• Records shown:
-- Opening Marker --

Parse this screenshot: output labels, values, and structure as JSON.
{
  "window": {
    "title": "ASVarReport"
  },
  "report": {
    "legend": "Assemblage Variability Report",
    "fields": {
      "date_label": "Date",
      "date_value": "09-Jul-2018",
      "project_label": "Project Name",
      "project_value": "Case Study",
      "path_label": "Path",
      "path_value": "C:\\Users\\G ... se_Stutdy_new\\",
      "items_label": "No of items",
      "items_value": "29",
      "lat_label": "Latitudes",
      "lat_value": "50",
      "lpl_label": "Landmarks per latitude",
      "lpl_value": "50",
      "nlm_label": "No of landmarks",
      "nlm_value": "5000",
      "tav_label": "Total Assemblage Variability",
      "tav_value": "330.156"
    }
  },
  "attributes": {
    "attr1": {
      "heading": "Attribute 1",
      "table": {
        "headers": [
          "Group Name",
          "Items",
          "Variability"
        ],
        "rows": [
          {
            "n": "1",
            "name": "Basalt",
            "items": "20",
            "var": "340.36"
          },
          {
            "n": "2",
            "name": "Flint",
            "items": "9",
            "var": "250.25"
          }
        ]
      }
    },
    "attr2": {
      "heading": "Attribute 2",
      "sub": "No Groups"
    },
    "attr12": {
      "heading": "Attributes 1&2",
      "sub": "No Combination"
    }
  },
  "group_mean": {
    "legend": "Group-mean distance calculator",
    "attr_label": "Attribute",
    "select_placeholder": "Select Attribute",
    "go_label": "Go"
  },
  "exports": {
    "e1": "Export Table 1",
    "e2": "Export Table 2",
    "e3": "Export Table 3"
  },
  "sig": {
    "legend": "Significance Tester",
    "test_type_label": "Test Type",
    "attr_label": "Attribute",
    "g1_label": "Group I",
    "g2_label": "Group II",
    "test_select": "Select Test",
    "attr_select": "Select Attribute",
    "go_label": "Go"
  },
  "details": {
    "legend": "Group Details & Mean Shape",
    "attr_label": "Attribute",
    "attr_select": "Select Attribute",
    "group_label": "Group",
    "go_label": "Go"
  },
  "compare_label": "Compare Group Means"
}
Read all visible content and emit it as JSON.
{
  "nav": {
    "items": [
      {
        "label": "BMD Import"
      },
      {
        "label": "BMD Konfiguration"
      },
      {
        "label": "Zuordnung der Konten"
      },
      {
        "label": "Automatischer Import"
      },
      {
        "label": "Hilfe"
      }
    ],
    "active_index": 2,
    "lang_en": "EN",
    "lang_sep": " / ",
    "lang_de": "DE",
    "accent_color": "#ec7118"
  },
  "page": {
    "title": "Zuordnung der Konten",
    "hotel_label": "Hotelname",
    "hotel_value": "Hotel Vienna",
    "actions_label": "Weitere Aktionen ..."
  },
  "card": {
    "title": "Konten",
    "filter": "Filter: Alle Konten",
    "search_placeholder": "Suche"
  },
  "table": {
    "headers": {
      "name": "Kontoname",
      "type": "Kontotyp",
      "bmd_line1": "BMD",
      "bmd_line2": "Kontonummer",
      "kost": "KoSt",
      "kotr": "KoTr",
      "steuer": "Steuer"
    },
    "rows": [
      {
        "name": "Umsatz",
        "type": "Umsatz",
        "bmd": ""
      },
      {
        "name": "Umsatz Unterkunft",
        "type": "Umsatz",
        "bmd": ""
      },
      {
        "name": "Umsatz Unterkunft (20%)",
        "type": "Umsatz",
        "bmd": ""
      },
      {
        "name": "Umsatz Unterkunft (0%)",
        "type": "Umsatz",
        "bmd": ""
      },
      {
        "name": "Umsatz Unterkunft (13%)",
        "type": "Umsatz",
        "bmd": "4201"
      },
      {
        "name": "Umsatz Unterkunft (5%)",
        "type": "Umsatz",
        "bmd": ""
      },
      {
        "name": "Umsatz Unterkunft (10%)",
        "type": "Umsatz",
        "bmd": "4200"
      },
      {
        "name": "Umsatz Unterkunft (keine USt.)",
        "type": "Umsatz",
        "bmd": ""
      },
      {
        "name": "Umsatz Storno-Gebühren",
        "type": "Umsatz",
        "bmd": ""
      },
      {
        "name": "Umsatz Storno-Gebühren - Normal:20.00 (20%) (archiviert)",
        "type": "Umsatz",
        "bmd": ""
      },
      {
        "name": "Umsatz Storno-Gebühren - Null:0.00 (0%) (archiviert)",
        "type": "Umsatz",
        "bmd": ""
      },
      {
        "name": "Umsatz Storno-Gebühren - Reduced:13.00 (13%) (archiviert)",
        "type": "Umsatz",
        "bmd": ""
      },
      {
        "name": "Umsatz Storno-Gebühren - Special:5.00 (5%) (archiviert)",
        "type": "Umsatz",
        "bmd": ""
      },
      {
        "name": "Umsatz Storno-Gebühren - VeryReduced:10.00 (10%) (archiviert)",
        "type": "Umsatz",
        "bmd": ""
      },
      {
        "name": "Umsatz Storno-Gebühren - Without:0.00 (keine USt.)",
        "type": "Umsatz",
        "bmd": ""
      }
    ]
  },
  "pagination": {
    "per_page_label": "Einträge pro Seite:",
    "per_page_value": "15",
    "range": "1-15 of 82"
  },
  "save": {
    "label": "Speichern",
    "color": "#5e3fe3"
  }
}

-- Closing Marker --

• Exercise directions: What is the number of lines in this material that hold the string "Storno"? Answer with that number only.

• Exercise result: 7